A raft of airline failures – both large and small – in recent years is leading to lessors placing a premium on rentals of aircraft to less financially secure operators.
Part of the success of the operating lease industry over the last decade, which has seen some 50 percent of the narrowbody fleet being acquired via a lease, has been due to the expansion of the number of operators, notably outside of the U.S. This very expansion has been due not only to traffic but also because of the ease with which aircraft can be leased. There are today many airlines that operate only a few A320s or B737NGs and are hardly known. These are the very airlines that have allowed the operating lease industry to expand at such a rapid rate. Cobaltair has become the latest airline to cease operations following Primera, AirBerlin and Monarch amongst many others.

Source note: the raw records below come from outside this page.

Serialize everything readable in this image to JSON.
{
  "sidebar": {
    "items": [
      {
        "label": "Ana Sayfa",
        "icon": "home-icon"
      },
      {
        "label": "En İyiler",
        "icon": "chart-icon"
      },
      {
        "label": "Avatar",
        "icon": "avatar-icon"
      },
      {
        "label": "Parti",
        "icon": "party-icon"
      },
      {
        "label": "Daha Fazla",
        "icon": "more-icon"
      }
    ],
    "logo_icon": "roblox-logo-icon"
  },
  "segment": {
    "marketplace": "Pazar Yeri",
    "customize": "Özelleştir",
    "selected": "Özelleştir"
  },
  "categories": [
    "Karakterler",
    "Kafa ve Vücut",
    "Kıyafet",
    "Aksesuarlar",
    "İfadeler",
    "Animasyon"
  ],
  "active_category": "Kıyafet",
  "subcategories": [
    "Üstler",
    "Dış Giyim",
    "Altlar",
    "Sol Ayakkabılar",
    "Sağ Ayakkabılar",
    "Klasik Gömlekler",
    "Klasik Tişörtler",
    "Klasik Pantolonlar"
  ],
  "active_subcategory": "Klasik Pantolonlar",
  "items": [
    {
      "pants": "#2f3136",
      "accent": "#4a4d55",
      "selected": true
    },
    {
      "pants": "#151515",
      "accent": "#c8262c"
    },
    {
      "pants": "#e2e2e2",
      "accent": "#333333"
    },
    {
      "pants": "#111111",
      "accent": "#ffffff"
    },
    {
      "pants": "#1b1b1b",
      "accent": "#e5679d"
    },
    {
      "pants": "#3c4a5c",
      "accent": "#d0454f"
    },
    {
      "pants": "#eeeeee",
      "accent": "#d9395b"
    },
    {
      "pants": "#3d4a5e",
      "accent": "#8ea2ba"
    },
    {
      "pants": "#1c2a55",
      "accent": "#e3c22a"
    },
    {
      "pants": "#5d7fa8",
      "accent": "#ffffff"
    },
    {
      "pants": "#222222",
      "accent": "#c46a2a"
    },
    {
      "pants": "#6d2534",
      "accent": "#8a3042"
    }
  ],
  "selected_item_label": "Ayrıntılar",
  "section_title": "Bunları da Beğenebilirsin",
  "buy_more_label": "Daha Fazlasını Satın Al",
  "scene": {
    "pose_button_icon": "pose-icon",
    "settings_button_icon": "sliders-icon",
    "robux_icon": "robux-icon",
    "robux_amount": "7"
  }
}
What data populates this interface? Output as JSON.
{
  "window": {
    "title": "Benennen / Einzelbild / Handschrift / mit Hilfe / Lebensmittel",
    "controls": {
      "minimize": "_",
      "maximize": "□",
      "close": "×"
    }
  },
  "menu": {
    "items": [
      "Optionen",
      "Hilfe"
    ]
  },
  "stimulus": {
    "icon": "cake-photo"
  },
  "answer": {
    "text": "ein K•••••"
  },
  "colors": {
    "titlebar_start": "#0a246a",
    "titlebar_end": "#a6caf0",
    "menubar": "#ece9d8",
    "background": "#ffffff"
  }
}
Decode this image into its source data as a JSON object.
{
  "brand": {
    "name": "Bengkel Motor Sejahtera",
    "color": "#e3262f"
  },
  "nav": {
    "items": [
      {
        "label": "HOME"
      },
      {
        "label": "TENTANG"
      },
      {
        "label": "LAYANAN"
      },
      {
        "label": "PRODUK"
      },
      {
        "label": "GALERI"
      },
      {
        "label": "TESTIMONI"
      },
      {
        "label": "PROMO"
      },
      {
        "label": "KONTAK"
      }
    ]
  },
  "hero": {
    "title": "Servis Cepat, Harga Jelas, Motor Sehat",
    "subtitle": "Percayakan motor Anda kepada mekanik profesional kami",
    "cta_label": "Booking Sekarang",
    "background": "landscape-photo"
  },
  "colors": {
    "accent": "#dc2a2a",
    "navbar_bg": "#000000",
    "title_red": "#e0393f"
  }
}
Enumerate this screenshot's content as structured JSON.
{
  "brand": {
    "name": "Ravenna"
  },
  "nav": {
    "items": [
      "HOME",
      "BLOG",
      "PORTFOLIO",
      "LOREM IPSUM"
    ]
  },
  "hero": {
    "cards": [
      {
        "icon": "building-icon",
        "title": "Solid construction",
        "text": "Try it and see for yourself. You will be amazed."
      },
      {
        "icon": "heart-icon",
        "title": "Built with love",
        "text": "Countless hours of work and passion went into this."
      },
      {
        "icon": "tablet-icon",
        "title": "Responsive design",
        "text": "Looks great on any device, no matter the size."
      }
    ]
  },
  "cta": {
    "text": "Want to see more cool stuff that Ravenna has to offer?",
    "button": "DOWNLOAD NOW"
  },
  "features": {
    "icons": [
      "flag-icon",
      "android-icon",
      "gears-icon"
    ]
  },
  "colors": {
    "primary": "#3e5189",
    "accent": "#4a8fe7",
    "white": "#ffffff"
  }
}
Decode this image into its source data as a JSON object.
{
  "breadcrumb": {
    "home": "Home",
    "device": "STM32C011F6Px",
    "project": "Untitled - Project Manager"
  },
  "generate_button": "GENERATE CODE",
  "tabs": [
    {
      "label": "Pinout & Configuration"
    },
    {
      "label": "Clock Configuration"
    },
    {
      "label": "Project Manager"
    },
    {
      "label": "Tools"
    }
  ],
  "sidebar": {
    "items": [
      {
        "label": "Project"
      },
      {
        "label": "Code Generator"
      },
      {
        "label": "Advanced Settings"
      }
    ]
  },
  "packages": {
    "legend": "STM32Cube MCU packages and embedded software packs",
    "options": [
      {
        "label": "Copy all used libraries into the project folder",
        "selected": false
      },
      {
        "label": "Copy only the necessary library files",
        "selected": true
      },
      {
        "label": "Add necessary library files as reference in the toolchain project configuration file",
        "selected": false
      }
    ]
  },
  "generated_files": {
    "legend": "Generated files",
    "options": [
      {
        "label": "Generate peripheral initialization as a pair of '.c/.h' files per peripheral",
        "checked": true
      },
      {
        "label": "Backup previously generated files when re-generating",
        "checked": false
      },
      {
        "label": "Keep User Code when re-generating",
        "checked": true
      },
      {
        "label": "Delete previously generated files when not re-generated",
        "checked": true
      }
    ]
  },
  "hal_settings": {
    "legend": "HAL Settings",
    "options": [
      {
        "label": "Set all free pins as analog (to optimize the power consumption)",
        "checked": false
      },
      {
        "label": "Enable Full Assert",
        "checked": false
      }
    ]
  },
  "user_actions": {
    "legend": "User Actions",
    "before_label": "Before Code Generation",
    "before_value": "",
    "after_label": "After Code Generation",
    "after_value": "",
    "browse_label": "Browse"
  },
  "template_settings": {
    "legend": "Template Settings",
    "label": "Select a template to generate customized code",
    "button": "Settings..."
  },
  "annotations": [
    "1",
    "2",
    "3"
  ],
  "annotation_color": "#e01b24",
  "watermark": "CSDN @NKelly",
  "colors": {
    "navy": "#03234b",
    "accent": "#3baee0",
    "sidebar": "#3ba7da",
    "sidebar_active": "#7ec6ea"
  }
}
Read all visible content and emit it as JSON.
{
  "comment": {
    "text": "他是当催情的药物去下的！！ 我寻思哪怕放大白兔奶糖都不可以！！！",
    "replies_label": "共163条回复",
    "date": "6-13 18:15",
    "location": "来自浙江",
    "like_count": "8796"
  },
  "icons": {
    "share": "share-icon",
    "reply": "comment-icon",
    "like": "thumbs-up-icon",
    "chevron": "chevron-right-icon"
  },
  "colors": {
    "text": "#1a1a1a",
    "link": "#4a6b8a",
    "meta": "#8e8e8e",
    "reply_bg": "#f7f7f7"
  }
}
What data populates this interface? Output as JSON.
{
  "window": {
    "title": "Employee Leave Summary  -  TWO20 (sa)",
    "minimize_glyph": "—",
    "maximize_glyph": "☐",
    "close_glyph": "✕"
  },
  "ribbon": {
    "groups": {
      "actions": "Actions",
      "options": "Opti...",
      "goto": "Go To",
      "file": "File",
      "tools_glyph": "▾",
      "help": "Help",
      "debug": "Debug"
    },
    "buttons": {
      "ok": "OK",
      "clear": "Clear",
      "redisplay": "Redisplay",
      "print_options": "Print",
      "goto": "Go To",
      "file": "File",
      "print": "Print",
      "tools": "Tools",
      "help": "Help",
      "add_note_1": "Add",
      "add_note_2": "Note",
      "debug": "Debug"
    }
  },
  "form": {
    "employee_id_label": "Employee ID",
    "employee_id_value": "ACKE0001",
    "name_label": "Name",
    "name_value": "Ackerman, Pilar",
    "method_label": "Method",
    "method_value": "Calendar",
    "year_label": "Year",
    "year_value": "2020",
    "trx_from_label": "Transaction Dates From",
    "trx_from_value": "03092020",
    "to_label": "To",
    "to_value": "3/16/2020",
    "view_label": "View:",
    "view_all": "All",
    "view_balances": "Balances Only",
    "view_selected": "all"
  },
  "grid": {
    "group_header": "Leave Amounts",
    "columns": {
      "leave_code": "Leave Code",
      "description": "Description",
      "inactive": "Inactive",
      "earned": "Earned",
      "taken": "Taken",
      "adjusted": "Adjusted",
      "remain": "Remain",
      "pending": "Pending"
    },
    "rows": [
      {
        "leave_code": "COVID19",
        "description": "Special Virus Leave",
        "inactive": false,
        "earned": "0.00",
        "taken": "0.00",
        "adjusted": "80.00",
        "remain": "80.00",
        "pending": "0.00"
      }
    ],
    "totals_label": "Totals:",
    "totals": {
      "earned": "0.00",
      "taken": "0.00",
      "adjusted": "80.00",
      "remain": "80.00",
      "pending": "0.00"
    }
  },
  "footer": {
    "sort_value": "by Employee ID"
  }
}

Cobaltair operated seven aircraft, five A320s and two A319s, leased from Jet Midwest, Avolon, Serapoh Aviation, GECAS and ICBC. The aircraft will no doubt be leased onto other airlines quickly assuming the condition is adequate. The lessors will be retaining the 2-3 months security deposits and the maintenance reserves which will provide coverage of expenses while the aircraft is transitioning along with loss of revenue. Over the past 15 years, an average of more than 50 airlines have collapsed each year. In 2008 there were nearly 100 failures although 2017 saw less than 20. The year 2018 has seen further notable collapses and lessors are having to take note the fragility of their lessees. Airline revenues are not rising as fast as expenses.
Receipts from the sale of tickets is instantaneous and are received ahead of most expenses associated with operating aircraft, including lease payments. Cash flow, as in most businesses, is of utmost importance. As an airline grows, expenses tend to increase and this drives the need to sell more tickets or the same number of tickets at a higher price. The unknown variable is the price of fuel, traffic patterns, exchange rates and competition. Consequently, there are a large number of operators who are particularly exposed to higher fuel costs and any other event that would affect either revenues or expenses. Wizz Air for example has become the second airline to place a clause in its conditions that disclaim any liability for flights being grounded due to Brexit on or after the 29th March 2019. Ryanair was the first. Should there not be a Brexit deal, the grounding of flights around Europe would have an immediate effect on revenues of airlines. Only the larger will likely have the resources to sustain a loss for any length of time, particularly during the off-peak period of travel.
For those operators without sufficient financial reserves, a rapid rise in expenses over even a few months can quickly lead to corporate collapse. This in turn leads to lessors receiving aircraft back prematurely and perhaps not in a condition that allows immediate re-leasing. Most lessors see utilization of their assets as a key indicator of success and any aircraft that is on the ground not generating revenue is therefore considered a failing. The last five to ten years has seen intense competition among lessors and sometimes aircraft have been leased to weak credits at rates that facilitate early placement rather than secure long term revenue. This has been particularly evident among the less mature lessors with different management imperatives where portfolio utilization statistics have a higher precedence when reporting to senior management.
Lease rentals for some airlines are rising. Lessors have more recently taken into account the relative financial strength of lessees and have accordingly increased lease rentals and security deposits to compensate. The high and low range of lease rentals being charged to lessees has therefore increased more recently as lessors seek to mitigate the risks. With the consolidation and expansion of lessors, comes increased emphasis on ensuring a more equitable assignment of risk. The less financially secure lessees are therefore having to pay although the stronger lessees may be able to secure a lower rental. With the major airlines struggling to acquire capacity amidst a shortage of aircraft and delivery slots, lessors are favoring the lease of aircraft to the more established operators albeit at lower rentals while the lease of aircraft to less financially secure operators will be at a higher rental. In assessing lease rentals it can be expected that a strong credit will pay perhaps 10-20 percent less than the average, a slightly weak credit ten percent more and a very weak credit 20 percent or more. A stronger credit may also be able to secure a fixed lease rental although most leases are linked to LIBOR rates with the weaker credits paying a higher rate. This will also be accompanied by different levels of security deposits. A secure lessee may also see an end of lease compensation arrangement rather the payment of maintenance reserves.